[Interface dataset entries]
● ● ● ● ●

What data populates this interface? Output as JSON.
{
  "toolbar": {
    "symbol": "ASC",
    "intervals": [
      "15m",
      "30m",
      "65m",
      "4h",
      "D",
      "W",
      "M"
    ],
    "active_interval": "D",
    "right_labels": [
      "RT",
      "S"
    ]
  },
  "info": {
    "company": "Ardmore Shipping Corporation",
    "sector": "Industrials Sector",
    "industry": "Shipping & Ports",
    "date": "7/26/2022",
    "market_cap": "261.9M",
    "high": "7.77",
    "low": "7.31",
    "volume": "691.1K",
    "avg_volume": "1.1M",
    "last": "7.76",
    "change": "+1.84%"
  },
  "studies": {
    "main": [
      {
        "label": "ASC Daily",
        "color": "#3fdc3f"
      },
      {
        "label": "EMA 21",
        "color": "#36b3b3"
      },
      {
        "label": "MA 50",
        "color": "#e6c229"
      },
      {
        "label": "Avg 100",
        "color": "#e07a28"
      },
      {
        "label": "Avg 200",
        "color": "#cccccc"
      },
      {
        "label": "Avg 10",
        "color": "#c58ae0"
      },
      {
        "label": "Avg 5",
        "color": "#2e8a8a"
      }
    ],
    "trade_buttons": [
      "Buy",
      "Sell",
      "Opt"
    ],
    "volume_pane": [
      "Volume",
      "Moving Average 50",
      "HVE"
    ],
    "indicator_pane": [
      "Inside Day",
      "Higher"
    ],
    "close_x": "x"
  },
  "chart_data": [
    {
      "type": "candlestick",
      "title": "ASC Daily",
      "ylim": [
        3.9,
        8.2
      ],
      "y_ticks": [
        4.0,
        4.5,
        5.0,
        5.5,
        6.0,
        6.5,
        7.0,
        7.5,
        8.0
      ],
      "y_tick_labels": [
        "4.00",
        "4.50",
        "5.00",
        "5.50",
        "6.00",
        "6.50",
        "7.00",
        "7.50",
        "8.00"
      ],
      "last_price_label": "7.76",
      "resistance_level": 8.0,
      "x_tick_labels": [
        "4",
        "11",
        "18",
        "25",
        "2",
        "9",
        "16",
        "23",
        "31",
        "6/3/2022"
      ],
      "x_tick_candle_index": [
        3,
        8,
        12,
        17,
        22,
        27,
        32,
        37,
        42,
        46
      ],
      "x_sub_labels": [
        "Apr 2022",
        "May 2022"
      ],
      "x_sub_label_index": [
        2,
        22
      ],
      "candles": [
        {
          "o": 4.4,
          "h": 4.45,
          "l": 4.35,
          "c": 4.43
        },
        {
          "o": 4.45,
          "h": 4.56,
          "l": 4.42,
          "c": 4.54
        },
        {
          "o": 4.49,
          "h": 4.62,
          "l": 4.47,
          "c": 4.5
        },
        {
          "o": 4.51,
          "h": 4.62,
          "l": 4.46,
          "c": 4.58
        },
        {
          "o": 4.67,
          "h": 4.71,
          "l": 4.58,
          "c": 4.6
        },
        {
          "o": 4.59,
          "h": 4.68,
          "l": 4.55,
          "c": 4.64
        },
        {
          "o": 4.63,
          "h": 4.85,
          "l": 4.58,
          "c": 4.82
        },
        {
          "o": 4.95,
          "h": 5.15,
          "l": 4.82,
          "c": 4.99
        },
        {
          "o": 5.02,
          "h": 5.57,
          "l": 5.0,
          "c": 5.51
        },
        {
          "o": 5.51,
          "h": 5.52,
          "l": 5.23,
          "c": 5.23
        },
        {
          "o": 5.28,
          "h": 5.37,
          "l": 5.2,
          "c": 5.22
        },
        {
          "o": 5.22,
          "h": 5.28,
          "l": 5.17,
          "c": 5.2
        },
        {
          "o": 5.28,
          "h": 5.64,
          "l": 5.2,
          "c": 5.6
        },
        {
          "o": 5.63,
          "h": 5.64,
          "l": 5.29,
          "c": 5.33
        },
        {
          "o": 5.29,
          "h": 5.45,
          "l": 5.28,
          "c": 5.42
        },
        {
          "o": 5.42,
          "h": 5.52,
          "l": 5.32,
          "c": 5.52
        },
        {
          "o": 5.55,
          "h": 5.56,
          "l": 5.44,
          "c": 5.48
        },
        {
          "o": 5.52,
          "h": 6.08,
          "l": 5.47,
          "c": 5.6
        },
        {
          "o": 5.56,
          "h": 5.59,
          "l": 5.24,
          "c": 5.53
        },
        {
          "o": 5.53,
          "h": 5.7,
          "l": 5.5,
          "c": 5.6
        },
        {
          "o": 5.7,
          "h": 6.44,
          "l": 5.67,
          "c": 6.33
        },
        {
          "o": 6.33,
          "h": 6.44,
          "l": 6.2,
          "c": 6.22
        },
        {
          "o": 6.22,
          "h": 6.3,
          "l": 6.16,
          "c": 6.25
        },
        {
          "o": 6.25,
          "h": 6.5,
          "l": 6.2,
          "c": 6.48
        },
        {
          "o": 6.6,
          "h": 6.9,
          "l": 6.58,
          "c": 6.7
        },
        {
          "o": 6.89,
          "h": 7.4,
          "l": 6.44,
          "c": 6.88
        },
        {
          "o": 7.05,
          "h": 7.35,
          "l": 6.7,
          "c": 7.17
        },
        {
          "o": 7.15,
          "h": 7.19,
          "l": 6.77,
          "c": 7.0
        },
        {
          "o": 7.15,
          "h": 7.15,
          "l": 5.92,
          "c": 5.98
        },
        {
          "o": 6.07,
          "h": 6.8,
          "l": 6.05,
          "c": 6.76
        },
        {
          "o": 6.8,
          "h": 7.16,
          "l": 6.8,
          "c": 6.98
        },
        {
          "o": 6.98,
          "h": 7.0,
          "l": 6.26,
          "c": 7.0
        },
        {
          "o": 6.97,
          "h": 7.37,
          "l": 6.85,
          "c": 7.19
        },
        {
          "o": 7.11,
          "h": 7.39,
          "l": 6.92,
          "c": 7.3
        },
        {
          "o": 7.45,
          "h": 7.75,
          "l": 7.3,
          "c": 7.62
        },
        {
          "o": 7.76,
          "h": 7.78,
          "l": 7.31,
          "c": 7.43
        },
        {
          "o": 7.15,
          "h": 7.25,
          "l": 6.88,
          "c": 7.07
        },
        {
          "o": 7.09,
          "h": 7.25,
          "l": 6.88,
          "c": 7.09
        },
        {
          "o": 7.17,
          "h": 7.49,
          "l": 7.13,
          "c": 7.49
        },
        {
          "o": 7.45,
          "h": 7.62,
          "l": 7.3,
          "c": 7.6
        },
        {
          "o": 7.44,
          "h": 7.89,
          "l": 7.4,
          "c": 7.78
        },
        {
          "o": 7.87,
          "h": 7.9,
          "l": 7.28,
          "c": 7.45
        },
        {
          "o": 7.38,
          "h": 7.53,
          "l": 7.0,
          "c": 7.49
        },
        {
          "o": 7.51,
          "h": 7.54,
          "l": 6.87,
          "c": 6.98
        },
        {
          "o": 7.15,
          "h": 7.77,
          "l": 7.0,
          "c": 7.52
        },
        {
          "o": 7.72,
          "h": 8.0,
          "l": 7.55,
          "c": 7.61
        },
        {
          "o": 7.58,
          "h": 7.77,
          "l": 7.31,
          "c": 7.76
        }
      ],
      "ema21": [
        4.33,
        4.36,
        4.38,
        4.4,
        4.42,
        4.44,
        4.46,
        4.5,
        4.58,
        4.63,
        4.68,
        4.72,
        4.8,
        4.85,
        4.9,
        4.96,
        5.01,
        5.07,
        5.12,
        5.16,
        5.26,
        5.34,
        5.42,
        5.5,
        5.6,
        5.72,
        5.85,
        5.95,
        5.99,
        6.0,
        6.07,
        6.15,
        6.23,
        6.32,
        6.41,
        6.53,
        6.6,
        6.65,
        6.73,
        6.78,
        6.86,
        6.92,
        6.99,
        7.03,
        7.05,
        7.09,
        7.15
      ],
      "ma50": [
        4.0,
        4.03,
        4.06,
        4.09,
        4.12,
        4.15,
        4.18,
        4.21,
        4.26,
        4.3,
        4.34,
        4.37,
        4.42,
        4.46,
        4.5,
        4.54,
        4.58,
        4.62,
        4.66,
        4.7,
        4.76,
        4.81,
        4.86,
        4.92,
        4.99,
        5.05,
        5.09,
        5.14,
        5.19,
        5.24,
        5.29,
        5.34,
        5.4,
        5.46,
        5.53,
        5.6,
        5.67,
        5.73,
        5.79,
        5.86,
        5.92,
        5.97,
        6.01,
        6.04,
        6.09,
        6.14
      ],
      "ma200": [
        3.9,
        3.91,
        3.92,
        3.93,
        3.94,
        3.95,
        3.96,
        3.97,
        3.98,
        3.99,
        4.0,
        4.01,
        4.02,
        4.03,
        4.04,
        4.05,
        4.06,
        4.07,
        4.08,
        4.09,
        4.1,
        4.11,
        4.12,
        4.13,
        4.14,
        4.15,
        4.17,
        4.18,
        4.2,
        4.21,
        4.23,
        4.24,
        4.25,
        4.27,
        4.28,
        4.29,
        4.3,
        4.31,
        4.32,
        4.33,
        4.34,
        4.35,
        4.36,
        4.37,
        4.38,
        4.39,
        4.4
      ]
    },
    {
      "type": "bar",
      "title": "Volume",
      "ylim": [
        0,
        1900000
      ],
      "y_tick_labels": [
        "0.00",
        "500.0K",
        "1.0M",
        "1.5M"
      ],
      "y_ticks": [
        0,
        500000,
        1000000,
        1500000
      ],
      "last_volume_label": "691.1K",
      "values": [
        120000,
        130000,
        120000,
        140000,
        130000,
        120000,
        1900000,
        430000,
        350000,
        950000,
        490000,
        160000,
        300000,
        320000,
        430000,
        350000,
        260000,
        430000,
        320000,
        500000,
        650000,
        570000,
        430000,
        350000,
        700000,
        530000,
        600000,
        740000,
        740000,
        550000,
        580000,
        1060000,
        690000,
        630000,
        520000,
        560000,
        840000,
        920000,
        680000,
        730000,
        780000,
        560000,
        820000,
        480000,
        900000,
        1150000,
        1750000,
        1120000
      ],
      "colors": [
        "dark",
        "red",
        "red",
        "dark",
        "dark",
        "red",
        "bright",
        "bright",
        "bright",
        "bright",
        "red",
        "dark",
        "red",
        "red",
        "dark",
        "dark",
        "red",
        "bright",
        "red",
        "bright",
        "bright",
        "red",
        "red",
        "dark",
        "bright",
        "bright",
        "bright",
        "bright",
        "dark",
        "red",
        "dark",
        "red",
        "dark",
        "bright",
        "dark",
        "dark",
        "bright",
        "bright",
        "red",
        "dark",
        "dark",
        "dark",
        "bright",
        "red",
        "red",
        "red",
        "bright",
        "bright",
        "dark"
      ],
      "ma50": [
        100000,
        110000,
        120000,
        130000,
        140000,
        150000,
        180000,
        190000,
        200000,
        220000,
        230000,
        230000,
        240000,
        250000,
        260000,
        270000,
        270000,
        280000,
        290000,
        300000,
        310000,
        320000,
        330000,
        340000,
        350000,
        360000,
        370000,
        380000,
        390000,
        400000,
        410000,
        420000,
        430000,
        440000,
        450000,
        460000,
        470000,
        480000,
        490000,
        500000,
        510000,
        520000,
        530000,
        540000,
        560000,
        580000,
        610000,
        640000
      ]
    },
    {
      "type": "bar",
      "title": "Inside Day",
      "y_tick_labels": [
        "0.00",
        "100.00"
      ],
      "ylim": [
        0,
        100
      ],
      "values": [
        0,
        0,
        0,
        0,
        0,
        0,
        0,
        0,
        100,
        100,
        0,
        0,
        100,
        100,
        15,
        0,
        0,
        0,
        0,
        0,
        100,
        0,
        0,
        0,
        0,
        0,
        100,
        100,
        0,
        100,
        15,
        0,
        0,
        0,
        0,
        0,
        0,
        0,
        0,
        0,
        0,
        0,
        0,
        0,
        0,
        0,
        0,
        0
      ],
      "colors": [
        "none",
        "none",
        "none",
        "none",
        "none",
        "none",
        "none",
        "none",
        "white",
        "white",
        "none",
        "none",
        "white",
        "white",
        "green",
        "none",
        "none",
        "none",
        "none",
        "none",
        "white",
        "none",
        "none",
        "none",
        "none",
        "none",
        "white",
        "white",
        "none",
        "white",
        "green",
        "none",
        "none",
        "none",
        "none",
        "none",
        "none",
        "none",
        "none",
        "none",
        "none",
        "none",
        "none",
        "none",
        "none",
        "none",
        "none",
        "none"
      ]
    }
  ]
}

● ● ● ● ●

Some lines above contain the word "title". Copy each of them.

Exercise response:
      "title": "ASC Daily",
      "title": "Volume",
      "title": "Inside Day",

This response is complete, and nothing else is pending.